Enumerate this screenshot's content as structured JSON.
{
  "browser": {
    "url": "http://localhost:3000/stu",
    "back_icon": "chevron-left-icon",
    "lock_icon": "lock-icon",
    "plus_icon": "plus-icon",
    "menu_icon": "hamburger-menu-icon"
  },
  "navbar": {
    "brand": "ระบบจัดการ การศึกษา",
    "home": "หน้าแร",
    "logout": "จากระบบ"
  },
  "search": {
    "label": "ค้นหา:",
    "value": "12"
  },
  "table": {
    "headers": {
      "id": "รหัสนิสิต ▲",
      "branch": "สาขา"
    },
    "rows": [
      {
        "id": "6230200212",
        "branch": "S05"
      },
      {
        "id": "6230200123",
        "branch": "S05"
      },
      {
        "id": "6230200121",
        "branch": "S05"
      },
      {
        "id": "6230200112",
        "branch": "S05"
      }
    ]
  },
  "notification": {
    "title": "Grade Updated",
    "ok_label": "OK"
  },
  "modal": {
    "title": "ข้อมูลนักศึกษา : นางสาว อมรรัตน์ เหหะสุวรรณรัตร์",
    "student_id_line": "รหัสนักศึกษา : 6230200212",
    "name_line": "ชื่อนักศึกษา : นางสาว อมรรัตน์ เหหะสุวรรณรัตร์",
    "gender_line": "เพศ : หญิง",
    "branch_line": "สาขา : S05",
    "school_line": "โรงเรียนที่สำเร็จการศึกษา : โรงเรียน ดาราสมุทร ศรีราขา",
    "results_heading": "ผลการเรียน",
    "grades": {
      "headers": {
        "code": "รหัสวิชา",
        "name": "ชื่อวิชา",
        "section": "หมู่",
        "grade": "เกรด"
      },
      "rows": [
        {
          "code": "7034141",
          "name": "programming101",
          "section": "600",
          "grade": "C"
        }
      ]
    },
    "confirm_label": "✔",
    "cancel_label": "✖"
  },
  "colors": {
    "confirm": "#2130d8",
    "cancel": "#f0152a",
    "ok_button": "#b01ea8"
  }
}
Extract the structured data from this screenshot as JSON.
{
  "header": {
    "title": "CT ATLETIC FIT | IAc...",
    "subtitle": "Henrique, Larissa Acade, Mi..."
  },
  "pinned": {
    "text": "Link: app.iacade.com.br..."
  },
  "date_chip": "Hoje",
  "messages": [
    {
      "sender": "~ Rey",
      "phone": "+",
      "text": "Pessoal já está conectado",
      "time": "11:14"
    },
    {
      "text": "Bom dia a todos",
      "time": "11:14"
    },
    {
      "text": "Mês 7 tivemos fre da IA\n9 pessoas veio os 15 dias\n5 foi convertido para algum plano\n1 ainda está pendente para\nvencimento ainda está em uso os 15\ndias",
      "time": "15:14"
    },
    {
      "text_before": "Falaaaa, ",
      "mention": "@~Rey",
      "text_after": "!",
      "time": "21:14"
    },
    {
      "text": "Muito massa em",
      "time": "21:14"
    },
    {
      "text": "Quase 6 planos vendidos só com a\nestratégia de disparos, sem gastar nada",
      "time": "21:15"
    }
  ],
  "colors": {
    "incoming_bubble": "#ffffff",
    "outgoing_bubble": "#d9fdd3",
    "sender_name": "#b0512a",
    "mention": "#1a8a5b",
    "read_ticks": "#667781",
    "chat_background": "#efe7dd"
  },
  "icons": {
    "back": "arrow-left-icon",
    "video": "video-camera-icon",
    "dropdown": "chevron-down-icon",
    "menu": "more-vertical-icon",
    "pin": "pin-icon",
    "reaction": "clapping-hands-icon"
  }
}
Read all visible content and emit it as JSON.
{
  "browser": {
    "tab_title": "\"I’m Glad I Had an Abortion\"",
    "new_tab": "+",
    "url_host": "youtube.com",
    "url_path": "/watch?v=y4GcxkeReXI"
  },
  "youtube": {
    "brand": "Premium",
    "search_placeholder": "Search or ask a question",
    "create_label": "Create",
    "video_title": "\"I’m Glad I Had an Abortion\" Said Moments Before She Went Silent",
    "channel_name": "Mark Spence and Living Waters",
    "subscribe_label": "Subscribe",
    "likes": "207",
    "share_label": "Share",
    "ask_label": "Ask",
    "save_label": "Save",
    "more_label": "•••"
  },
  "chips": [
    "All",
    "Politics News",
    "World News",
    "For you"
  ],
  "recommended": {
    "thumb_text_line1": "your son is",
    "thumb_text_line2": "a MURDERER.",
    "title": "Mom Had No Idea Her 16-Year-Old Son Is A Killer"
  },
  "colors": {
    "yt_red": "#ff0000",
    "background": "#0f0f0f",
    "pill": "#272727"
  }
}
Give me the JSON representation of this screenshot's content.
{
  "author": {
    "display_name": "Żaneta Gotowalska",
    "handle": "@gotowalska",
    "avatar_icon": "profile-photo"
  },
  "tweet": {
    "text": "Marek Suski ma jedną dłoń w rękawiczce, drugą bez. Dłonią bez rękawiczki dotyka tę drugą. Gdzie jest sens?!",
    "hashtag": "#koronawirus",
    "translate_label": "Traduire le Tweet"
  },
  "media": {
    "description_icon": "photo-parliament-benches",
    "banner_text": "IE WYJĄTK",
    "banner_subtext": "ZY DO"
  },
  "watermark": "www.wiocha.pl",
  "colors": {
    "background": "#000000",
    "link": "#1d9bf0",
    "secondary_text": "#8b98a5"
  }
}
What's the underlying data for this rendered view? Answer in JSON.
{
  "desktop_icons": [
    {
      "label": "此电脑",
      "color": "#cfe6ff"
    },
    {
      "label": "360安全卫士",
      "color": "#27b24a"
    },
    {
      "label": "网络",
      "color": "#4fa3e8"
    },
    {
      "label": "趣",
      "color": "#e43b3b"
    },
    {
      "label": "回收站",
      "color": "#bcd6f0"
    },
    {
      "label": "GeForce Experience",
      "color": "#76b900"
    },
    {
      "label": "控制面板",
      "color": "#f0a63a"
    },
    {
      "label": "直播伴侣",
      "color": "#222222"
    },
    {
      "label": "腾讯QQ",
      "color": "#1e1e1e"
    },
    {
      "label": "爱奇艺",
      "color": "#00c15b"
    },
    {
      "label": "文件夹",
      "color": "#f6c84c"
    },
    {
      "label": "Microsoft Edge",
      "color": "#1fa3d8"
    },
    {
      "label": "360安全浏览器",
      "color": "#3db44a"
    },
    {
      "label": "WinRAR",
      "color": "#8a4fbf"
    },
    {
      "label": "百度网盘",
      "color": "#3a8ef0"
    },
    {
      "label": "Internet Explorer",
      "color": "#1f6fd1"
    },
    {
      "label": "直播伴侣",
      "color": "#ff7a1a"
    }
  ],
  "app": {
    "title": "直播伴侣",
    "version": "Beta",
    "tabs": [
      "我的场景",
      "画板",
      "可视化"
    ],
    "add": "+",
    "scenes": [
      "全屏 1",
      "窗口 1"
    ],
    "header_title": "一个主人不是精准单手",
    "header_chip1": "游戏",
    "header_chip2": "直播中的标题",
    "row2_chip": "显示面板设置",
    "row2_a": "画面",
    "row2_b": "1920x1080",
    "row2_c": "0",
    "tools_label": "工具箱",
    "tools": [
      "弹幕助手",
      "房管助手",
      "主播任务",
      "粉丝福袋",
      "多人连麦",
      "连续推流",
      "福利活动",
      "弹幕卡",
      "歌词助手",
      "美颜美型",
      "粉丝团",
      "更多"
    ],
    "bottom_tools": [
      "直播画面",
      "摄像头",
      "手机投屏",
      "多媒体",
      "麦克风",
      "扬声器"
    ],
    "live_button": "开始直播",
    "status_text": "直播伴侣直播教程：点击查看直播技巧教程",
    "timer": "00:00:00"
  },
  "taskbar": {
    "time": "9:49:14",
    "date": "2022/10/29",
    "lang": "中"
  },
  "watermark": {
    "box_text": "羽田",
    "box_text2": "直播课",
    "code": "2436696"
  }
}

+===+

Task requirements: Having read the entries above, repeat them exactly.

Reply to the exercise:
Enumerate this screenshot's content as structured JSON.
{
  "browser": {
    "url": "http://localhost:3000/stu",
    "back_icon": "chevron-left-icon",
    "lock_icon": "lock-icon",
    "plus_icon": "plus-icon",
    "menu_icon": "hamburger-menu-icon"
  },
  "navbar": {
    "brand": "ระบบจัดการ การศึกษา",
    "home": "หน้าแร",
    "logout": "จากระบบ"
  },
  "search": {
    "label": "ค้นหา:",
    "value": "12"
  },
  "table": {
    "headers": {
      "id": "รหัสนิสิต ▲",
      "branch": "สาขา"
    },
    "rows": [
      {
        "id": "6230200212",
        "branch": "S05"
      },
      {
        "id": "6230200123",
        "branch": "S05"
      },
      {
        "id": "6230200121",
        "branch": "S05"
      },
      {
        "id": "6230200112",
        "branch": "S05"
      }
    ]
  },
  "notification": {
    "title": "Grade Updated",
    "ok_label": "OK"
  },
  "modal": {
    "title": "ข้อมูลนักศึกษา : นางสาว อมรรัตน์ เหหะสุวรรณรัตร์",
    "student_id_line": "รหัสนักศึกษา : 6230200212",
    "name_line": "ชื่อนักศึกษา : นางสาว อมรรัตน์ เหหะสุวรรณรัตร์",
    "gender_line": "เพศ : หญิง",
    "branch_line": "สาขา : S05",
    "school_line": "โรงเรียนที่สำเร็จการศึกษา : โรงเรียน ดาราสมุทร ศรีราขา",
    "results_heading": "ผลการเรียน",
    "grades": {
      "headers": {
        "code": "รหัสวิชา",
        "name": "ชื่อวิชา",
        "section": "หมู่",
        "grade": "เกรด"
      },
      "rows": [
        {
          "code": "7034141",
          "name": "programming101",
          "section": "600",
          "grade": "C"
        }
      ]
    },
    "confirm_label": "✔",
    "cancel_label": "✖"
  },
  "colors": {
    "confirm": "#2130d8",
    "cancel": "#f0152a",
    "ok_button": "#b01ea8"
  }
}
Extract the structured data from this screenshot as JSON.
{
  "header": {
    "title": "CT ATLETIC FIT | IAc...",
    "subtitle": "Henrique, Larissa Acade, Mi..."
  },
  "pinned": {
    "text": "Link: app.iacade.com.br..."
  },
  "date_chip": "Hoje",
  "messages": [
    {
      "sender": "~ Rey",
      "phone": "+",
      "text": "Pessoal já está conectado",
      "time": "11:14"
    },
    {
      "text": "Bom dia a todos",
      "time": "11:14"
    },
    {
      "text": "Mês 7 tivemos fre da IA\n9 pessoas veio os 15 dias\n5 foi convertido para algum plano\n1 ainda está pendente para\nvencimento ainda está em uso os 15\ndias",
      "time": "15:14"
    },
    {
      "text_before": "Falaaaa, ",
      "mention": "@~Rey",
      "text_after": "!",
      "time": "21:14"
    },
    {
      "text": "Muito massa em",
      "time": "21:14"
    },
    {
      "text": "Quase 6 planos vendidos só com a\nestratégia de disparos, sem gastar nada",
      "time": "21:15"
    }
  ],
  "colors": {
    "incoming_bubble": "#ffffff",
    "outgoing_bubble": "#d9fdd3",
    "sender_name": "#b0512a",
    "mention": "#1a8a5b",
    "read_ticks": "#667781",
    "chat_background": "#efe7dd"
  },
  "icons": {
    "back": "arrow-left-icon",
    "video": "video-camera-icon",
    "dropdown": "chevron-down-icon",
    "menu": "more-vertical-icon",
    "pin": "pin-icon",
    "reaction": "clapping-hands-icon"
  }
}
Read all visible content and emit it as JSON.
{
  "browser": {
    "tab_title": "\"I’m Glad I Had an Abortion\"",
    "new_tab": "+",
    "url_host": "youtube.com",
    "url_path": "/watch?v=y4GcxkeReXI"
  },
  "youtube": {
    "brand": "Premium",
    "search_placeholder": "Search or ask a question",
    "create_label": "Create",
    "video_title": "\"I’m Glad I Had an Abortion\" Said Moments Before She Went Silent",
    "channel_name": "Mark Spence and Living Waters",
    "subscribe_label": "Subscribe",
    "likes": "207",
    "share_label": "Share",
    "ask_label": "Ask",
    "save_label": "Save",
    "more_label": "•••"
  },
  "chips": [
    "All",
    "Politics News",
    "World News",
    "For you"
  ],
  "recommended": {
    "thumb_text_line1": "your son is",
    "thumb_text_line2": "a MURDERER.",
    "title": "Mom Had No Idea Her 16-Year-Old Son Is A Killer"
  },
  "colors": {
    "yt_red": "#ff0000",
    "background": "#0f0f0f",
    "pill": "#272727"
  }
}
Give me the JSON representation of this screenshot's content.
{
  "author": {
    "display_name": "Żaneta Gotowalska",
    "handle": "@gotowalska",
    "avatar_icon": "profile-photo"
  },
  "tweet": {
    "text": "Marek Suski ma jedną dłoń w rękawiczce, drugą bez. Dłonią bez rękawiczki dotyka tę drugą. Gdzie jest sens?!",
    "hashtag": "#koronawirus",
    "translate_label": "Traduire le Tweet"
  },
  "media": {
    "description_icon": "photo-parliament-benches",
    "banner_text": "IE WYJĄTK",
    "banner_subtext": "ZY DO"
  },
  "watermark": "www.wiocha.pl",
  "colors": {
    "background": "#000000",
    "link": "#1d9bf0",
    "secondary_text": "#8b98a5"
  }
}
What's the underlying data for this rendered view? Answer in JSON.
{
  "desktop_icons": [
    {
      "label": "此电脑",
      "color": "#cfe6ff"
    },
    {
      "label": "360安全卫士",
      "color": "#27b24a"
    },
    {
      "label": "网络",
      "color": "#4fa3e8"
    },
    {
      "label": "趣",
      "color": "#e43b3b"
    },
    {
      "label": "回收站",
      "color": "#bcd6f0"
    },
    {
      "label": "GeForce Experience",
      "color": "#76b900"
    },
    {
      "label": "控制面板",
      "color": "#f0a63a"
    },
    {
      "label": "直播伴侣",
      "color": "#222222"
    },
    {
      "label": "腾讯QQ",
      "color": "#1e1e1e"
    },
    {
      "label": "爱奇艺",
      "color": "#00c15b"
    },
    {
      "label": "文件夹",
      "color": "#f6c84c"
    },
    {
      "label": "Microsoft Edge",
      "color": "#1fa3d8"
    },
    {
      "label": "360安全浏览器",
      "color": "#3db44a"
    },
    {
      "label": "WinRAR",
      "color": "#8a4fbf"
    },
    {
      "label": "百度网盘",
      "color": "#3a8ef0"
    },
    {
      "label": "Internet Explorer",
      "color": "#1f6fd1"
    },
    {
      "label": "直播伴侣",
      "color": "#ff7a1a"
    }
  ],
  "app": {
    "title": "直播伴侣",
    "version": "Beta",
    "tabs": [
      "我的场景",
      "画板",
      "可视化"
    ],
    "add": "+",
    "scenes": [
      "全屏 1",
      "窗口 1"
    ],
    "header_title": "一个主人不是精准单手",
    "header_chip1": "游戏",
    "header_chip2": "直播中的标题",
    "row2_chip": "显示面板设置",
    "row2_a": "画面",
    "row2_b": "1920x1080",
    "row2_c": "0",
    "tools_label": "工具箱",
    "tools": [
      "弹幕助手",
      "房管助手",
      "主播任务",
      "粉丝福袋",
      "多人连麦",
      "连续推流",
      "福利活动",
      "弹幕卡",
      "歌词助手",
      "美颜美型",
      "粉丝团",
      "更多"
    ],
    "bottom_tools": [
      "直播画面",
      "摄像头",
      "手机投屏",
      "多媒体",
      "麦克风",
      "扬声器"
    ],
    "live_button": "开始直播",
    "status_text": "直播伴侣直播教程：点击查看直播技巧教程",
    "timer": "00:00:00"
  },
  "taskbar": {
    "time": "9:49:14",
    "date": "2022/10/29",
    "lang": "中"
  },
  "watermark": {
    "box_text": "羽田",
    "box_text2": "直播课",
    "code": "2436696"
  }
}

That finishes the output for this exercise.